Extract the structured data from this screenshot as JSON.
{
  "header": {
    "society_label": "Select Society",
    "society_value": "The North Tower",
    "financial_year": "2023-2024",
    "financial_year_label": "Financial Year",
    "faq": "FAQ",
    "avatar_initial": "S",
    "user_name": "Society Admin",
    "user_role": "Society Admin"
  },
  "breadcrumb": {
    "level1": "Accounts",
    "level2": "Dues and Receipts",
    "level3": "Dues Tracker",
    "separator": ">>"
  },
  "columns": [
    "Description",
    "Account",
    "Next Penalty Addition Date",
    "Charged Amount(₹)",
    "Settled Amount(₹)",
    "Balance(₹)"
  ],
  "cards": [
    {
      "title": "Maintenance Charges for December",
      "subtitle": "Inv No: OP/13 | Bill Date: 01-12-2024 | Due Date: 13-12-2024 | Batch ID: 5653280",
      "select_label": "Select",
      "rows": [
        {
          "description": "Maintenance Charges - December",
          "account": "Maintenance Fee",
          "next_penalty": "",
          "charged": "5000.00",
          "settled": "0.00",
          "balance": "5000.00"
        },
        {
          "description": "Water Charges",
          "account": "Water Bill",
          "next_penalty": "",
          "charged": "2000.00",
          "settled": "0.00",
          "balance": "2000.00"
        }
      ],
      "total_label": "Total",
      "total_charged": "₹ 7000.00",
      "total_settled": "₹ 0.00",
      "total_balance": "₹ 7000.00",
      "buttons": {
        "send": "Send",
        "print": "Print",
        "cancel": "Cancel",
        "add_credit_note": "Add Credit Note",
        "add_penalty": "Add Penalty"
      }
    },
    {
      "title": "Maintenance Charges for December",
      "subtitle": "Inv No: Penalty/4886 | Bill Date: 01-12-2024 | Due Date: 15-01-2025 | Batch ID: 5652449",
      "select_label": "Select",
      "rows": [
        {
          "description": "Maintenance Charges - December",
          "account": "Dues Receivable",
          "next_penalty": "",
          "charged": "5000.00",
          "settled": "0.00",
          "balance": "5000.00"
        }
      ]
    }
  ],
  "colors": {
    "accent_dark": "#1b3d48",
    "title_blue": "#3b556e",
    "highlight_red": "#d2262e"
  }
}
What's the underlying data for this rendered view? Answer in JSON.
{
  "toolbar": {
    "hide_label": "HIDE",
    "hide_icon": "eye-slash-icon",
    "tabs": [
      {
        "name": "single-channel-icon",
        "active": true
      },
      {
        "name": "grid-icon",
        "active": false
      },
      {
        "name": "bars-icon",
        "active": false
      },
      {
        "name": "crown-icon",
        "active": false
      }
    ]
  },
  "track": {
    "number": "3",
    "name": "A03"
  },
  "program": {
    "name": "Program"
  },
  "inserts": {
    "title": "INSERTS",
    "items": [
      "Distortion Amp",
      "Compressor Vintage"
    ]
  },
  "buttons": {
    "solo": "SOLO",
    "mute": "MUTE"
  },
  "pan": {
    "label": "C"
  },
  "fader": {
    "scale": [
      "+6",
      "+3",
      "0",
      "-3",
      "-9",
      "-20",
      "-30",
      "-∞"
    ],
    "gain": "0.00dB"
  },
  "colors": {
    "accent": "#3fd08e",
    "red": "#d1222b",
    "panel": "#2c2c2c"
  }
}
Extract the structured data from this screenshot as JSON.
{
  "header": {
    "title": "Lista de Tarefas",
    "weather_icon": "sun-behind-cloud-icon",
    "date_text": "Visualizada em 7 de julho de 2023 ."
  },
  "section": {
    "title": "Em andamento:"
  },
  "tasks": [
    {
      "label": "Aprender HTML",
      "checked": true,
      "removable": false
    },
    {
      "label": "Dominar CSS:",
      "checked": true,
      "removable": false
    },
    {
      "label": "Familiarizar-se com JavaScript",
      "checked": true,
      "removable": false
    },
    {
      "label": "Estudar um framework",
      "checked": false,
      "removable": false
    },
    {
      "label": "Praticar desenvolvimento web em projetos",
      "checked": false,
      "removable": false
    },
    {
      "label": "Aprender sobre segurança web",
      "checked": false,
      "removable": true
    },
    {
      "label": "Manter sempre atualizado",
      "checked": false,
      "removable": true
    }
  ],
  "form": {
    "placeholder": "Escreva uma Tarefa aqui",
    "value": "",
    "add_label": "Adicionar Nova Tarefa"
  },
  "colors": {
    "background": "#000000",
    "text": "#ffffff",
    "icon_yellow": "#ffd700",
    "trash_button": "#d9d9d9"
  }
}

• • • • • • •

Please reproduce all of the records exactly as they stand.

Extract the structured data from this screenshot as JSON.
{
  "header": {
    "society_label": "Select Society",
    "society_value": "The North Tower",
    "financial_year": "2023-2024",
    "financial_year_label": "Financial Year",
    "faq": "FAQ",
    "avatar_initial": "S",
    "user_name": "Society Admin",
    "user_role": "Society Admin"
  },
  "breadcrumb": {
    "level1": "Accounts",
    "level2": "Dues and Receipts",
    "level3": "Dues Tracker",
    "separator": ">>"
  },
  "columns": [
    "Description",
    "Account",
    "Next Penalty Addition Date",
    "Charged Amount(₹)",
    "Settled Amount(₹)",
    "Balance(₹)"
  ],
  "cards": [
    {
      "title": "Maintenance Charges for December",
      "subtitle": "Inv No: OP/13 | Bill Date: 01-12-2024 | Due Date: 13-12-2024 | Batch ID: 5653280",
      "select_label": "Select",
      "rows": [
        {
          "description": "Maintenance Charges - December",
          "account": "Maintenance Fee",
          "next_penalty": "",
          "charged": "5000.00",
          "settled": "0.00",
          "balance": "5000.00"
        },
        {
          "description": "Water Charges",
          "account": "Water Bill",
          "next_penalty": "",
          "charged": "2000.00",
          "settled": "0.00",
          "balance": "2000.00"
        }
      ],
      "total_label": "Total",
      "total_charged": "₹ 7000.00",
      "total_settled": "₹ 0.00",
      "total_balance": "₹ 7000.00",
      "buttons": {
        "send": "Send",
        "print": "Print",
        "cancel": "Cancel",
        "add_credit_note": "Add Credit Note",
        "add_penalty": "Add Penalty"
      }
    },
    {
      "title": "Maintenance Charges for December",
      "subtitle": "Inv No: Penalty/4886 | Bill Date: 01-12-2024 | Due Date: 15-01-2025 | Batch ID: 5652449",
      "select_label": "Select",
      "rows": [
        {
          "description": "Maintenance Charges - December",
          "account": "Dues Receivable",
          "next_penalty": "",
          "charged": "5000.00",
          "settled": "0.00",
          "balance": "5000.00"
        }
      ]
    }
  ],
  "colors": {
    "accent_dark": "#1b3d48",
    "title_blue": "#3b556e",
    "highlight_red": "#d2262e"
  }
}
What's the underlying data for this rendered view? Answer in JSON.
{
  "toolbar": {
    "hide_label": "HIDE",
    "hide_icon": "eye-slash-icon",
    "tabs": [
      {
        "name": "single-channel-icon",
        "active": true
      },
      {
        "name": "grid-icon",
        "active": false
      },
      {
        "name": "bars-icon",
        "active": false
      },
      {
        "name": "crown-icon",
        "active": false
      }
    ]
  },
  "track": {
    "number": "3",
    "name": "A03"
  },
  "program": {
    "name": "Program"
  },
  "inserts": {
    "title": "INSERTS",
    "items": [
      "Distortion Amp",
      "Compressor Vintage"
    ]
  },
  "buttons": {
    "solo": "SOLO",
    "mute": "MUTE"
  },
  "pan": {
    "label": "C"
  },
  "fader": {
    "scale": [
      "+6",
      "+3",
      "0",
      "-3",
      "-9",
      "-20",
      "-30",
      "-∞"
    ],
    "gain": "0.00dB"
  },
  "colors": {
    "accent": "#3fd08e",
    "red": "#d1222b",
    "panel": "#2c2c2c"
  }
}
Extract the structured data from this screenshot as JSON.
{
  "header": {
    "title": "Lista de Tarefas",
    "weather_icon": "sun-behind-cloud-icon",
    "date_text": "Visualizada em 7 de julho de 2023 ."
  },
  "section": {
    "title": "Em andamento:"
  },
  "tasks": [
    {
      "label": "Aprender HTML",
      "checked": true,
      "removable": false
    },
    {
      "label": "Dominar CSS:",
      "checked": true,
      "removable": false
    },
    {
      "label": "Familiarizar-se com JavaScript",
      "checked": true,
      "removable": false
    },
    {
      "label": "Estudar um framework",
      "checked": false,
      "removable": false
    },
    {
      "label": "Praticar desenvolvimento web em projetos",
      "checked": false,
      "removable": false
    },
    {
      "label": "Aprender sobre segurança web",
      "checked": false,
      "removable": true
    },
    {
      "label": "Manter sempre atualizado",
      "checked": false,
      "removable": true
    }
  ],
  "form": {
    "placeholder": "Escreva uma Tarefa aqui",
    "value": "",
    "add_label": "Adicionar Nova Tarefa"
  },
  "colors": {
    "background": "#000000",
    "text": "#ffffff",
    "icon_yellow": "#ffd700",
    "trash_button": "#d9d9d9"
  }
}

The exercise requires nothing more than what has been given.